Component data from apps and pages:
※ ※ ※
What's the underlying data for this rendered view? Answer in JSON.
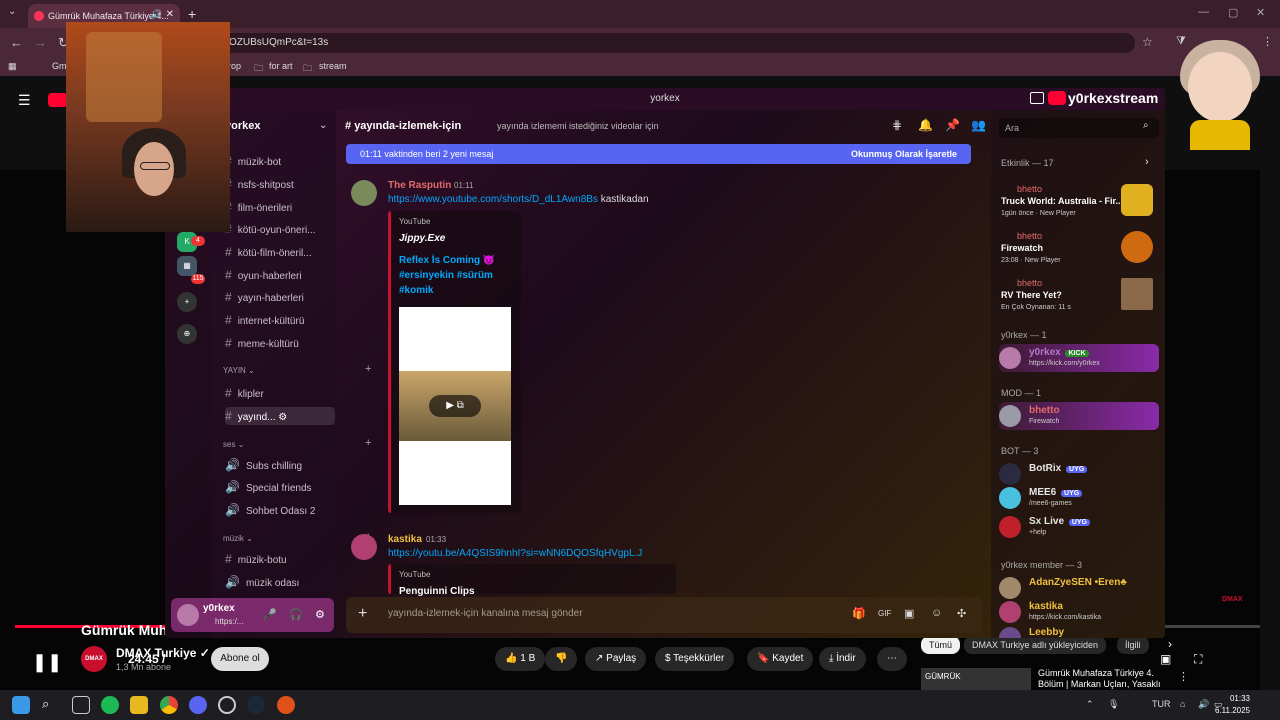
{
  "browser": {
    "tab_title": "Gümrük Muhafaza Türkiye 4...",
    "url": "OZUBsUQmPc&t=13s",
    "bookmarks": [
      "Gm",
      "rop",
      "for art",
      "stream"
    ]
  },
  "discord": {
    "topbar_title": "yorkex",
    "server_name": "yorkex",
    "channels": [
      "müzik-bot",
      "nsfs-shitpost",
      "film-önerileri",
      "kötü-oyun-öneri...",
      "kötü-film-öneril...",
      "oyun-haberleri",
      "yayın-haberleri",
      "internet-kültürü",
      "meme-kültürü"
    ],
    "category_yayin": "YAYIN",
    "yayin_channels": [
      "klipler",
      "yayınd..."
    ],
    "category_ses": "ses",
    "voice_channels": [
      "Subs chilling",
      "Special friends",
      "Sohbet Odası 2"
    ],
    "category_muzik": "müzik",
    "muzik_channels": [
      "müzik-botu",
      "müzik odası"
    ],
    "server_badges": [
      "4",
      "115"
    ],
    "user": {
      "name": "y0rkex",
      "status": "https:/..."
    },
    "current_channel": "yayında-izlemek-için",
    "topic": "yayında izlememi istediğiniz videolar için",
    "new_messages_banner": "01:11 vaktinden beri 2 yeni mesaj",
    "mark_read": "Okunmuş Olarak İşaretle",
    "messages": [
      {
        "author": "The Rasputin",
        "time": "01:11",
        "link": "https://www.youtube.com/shorts/D_dL1Awn8Bs",
        "text": "kastikadan",
        "embed": {
          "provider": "YouTube",
          "author": "Jippy.Exe",
          "title": "Reflex İs Coming 😈 #ersinyekin #sürüm #komik"
        }
      },
      {
        "author": "kastika",
        "time": "01:33",
        "link": "https://youtu.be/A4QSIS9hnhI?si=wNN6DQOSfqHVgpL.J",
        "embed": {
          "provider": "YouTube",
          "title": "Penguinni Clips"
        }
      }
    ],
    "composer_placeholder": "yayında-izlemek-için kanalına mesaj gönder",
    "members": {
      "search_placeholder": "Ara",
      "activity_header": "Etkinlik — 17",
      "activities": [
        {
          "user": "bhetto",
          "game": "Truck World: Australia - Fir...",
          "meta": "1gün önce · New Player"
        },
        {
          "user": "bhetto",
          "game": "Firewatch",
          "meta": "23:08 · New Player"
        },
        {
          "user": "bhetto",
          "game": "RV There Yet?",
          "meta": "En Çok Oynanan: 11 s"
        }
      ],
      "owner_header": "y0rkex — 1",
      "owner": {
        "name": "y0rkex",
        "tag": "KICK",
        "sub": "https://kick.com/y0rkex"
      },
      "mod_header": "MOD — 1",
      "mod": {
        "name": "bhetto",
        "sub": "Firewatch"
      },
      "bot_header": "BOT — 3",
      "bots": [
        {
          "name": "BotRix",
          "tag": "UYG",
          "sub": ""
        },
        {
          "name": "MEE6",
          "tag": "UYG",
          "sub": "/mee6-games"
        },
        {
          "name": "Sx Live",
          "tag": "UYG",
          "sub": "+help"
        }
      ],
      "member_header": "y0rkex member — 3",
      "members": [
        {
          "name": "AdanZyeSEN •Eren♣",
          "sub": ""
        },
        {
          "name": "kastika",
          "sub": "https://kick.com/kastika"
        },
        {
          "name": "Leebby",
          "sub": ""
        }
      ]
    }
  },
  "stream_overlay": {
    "name": "y0rkexstream"
  },
  "youtube": {
    "time": "24:45 /",
    "title": "Gümrük Muhafaza",
    "channel": "DMAX Turkiye",
    "channel_logo": "DMAX",
    "subs": "1,3 Mn abone",
    "subscribe": "Abone ol",
    "likes": "1 B",
    "share": "Paylaş",
    "thanks": "Teşekkürler",
    "save": "Kaydet",
    "download": "İndir",
    "chips": [
      "Tümü",
      "DMAX Turkiye adlı yükleyiciden",
      "İlgili"
    ],
    "side_video_title": "Gümrük Muhafaza Türkiye 4. Bölüm | Markan Uçları, Yasaklı",
    "side_thumb_text": "GÜMRÜK",
    "watermark": "DMAX"
  },
  "taskbar": {
    "lang": "TUR",
    "time": "01:33",
    "date": "6.11.2025"
  },
  "colors": {
    "accent": "#5865f2",
    "youtube_red": "#ff0033",
    "kick_green": "#53fc18"
  }
}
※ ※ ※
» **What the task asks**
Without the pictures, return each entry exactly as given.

» **Written response**
What's the underlying data for this rendered view? Answer in JSON.
{
  "browser": {
    "tab_title": "Gümrük Muhafaza Türkiye 4...",
    "url": "OZUBsUQmPc&t=13s",
    "bookmarks": [
      "Gm",
      "rop",
      "for art",
      "stream"
    ]
  },
  "discord": {
    "topbar_title": "yorkex",
    "server_name": "yorkex",
    "channels": [
      "müzik-bot",
      "nsfs-shitpost",
      "film-önerileri",
      "kötü-oyun-öneri...",
      "kötü-film-öneril...",
      "oyun-haberleri",
      "yayın-haberleri",
      "internet-kültürü",
      "meme-kültürü"
    ],
    "category_yayin": "YAYIN",
    "yayin_channels": [
      "klipler",
      "yayınd..."
    ],
    "category_ses": "ses",
    "voice_channels": [
      "Subs chilling",
      "Special friends",
      "Sohbet Odası 2"
    ],
    "category_muzik": "müzik",
    "muzik_channels": [
      "müzik-botu",
      "müzik odası"
    ],
    "server_badges": [
      "4",
      "115"
    ],
    "user": {
      "name": "y0rkex",
      "status": "https:/..."
    },
    "current_channel": "yayında-izlemek-için",
    "topic": "yayında izlememi istediğiniz videolar için",
    "new_messages_banner": "01:11 vaktinden beri 2 yeni mesaj",
    "mark_read": "Okunmuş Olarak İşaretle",
    "messages": [
      {
        "author": "The Rasputin",
        "time": "01:11",
        "link": "https://www.youtube.com/shorts/D_dL1Awn8Bs",
        "text": "kastikadan",
        "embed": {
          "provider": "YouTube",
          "author": "Jippy.Exe",
          "title": "Reflex İs Coming 😈 #ersinyekin #sürüm #komik"
        }
      },
      {
        "author": "kastika",
        "time": "01:33",
        "link": "https://youtu.be/A4QSIS9hnhI?si=wNN6DQOSfqHVgpL.J",
        "embed": {
          "provider": "YouTube",
          "title": "Penguinni Clips"
        }
      }
    ],
    "composer_placeholder": "yayında-izlemek-için kanalına mesaj gönder",
    "members": {
      "search_placeholder": "Ara",
      "activity_header": "Etkinlik — 17",
      "activities": [
        {
          "user": "bhetto",
          "game": "Truck World: Australia - Fir...",
          "meta": "1gün önce · New Player"
        },
        {
          "user": "bhetto",
          "game": "Firewatch",
          "meta": "23:08 · New Player"
        },
        {
          "user": "bhetto",
          "game": "RV There Yet?",
          "meta": "En Çok Oynanan: 11 s"
        }
      ],
      "owner_header": "y0rkex — 1",
      "owner": {
        "name": "y0rkex",
        "tag": "KICK",
        "sub": "https://kick.com/y0rkex"
      },
      "mod_header": "MOD — 1",
      "mod": {
        "name": "bhetto",
        "sub": "Firewatch"
      },
      "bot_header": "BOT — 3",
      "bots": [
        {
          "name": "BotRix",
          "tag": "UYG",
          "sub": ""
        },
        {
          "name": "MEE6",
          "tag": "UYG",
          "sub": "/mee6-games"
        },
        {
          "name": "Sx Live",
          "tag": "UYG",
          "sub": "+help"
        }
      ],
      "member_header": "y0rkex member — 3",
      "members": [
        {
          "name": "AdanZyeSEN •Eren♣",
          "sub": ""
        },
        {
          "name": "kastika",
          "sub": "https://kick.com/kastika"
        },
        {
          "name": "Leebby",
          "sub": ""
        }
      ]
    }
  },
  "stream_overlay": {
    "name": "y0rkexstream"
  },
  "youtube": {
    "time": "24:45 /",
    "title": "Gümrük Muhafaza",
    "channel": "DMAX Turkiye",
    "channel_logo": "DMAX",
    "subs": "1,3 Mn abone",
    "subscribe": "Abone ol",
    "likes": "1 B",
    "share": "Paylaş",
    "thanks": "Teşekkürler",
    "save": "Kaydet",
    "download": "İndir",
    "chips": [
      "Tümü",
      "DMAX Turkiye adlı yükleyiciden",
      "İlgili"
    ],
    "side_video_title": "Gümrük Muhafaza Türkiye 4. Bölüm | Markan Uçları, Yasaklı",
    "side_thumb_text": "GÜMRÜK",
    "watermark": "DMAX"
  },
  "taskbar": {
    "lang": "TUR",
    "time": "01:33",
    "date": "6.11.2025"
  },
  "colors": {
    "accent": "#5865f2",
    "youtube_red": "#ff0033",
    "kick_green": "#53fc18"
  }
}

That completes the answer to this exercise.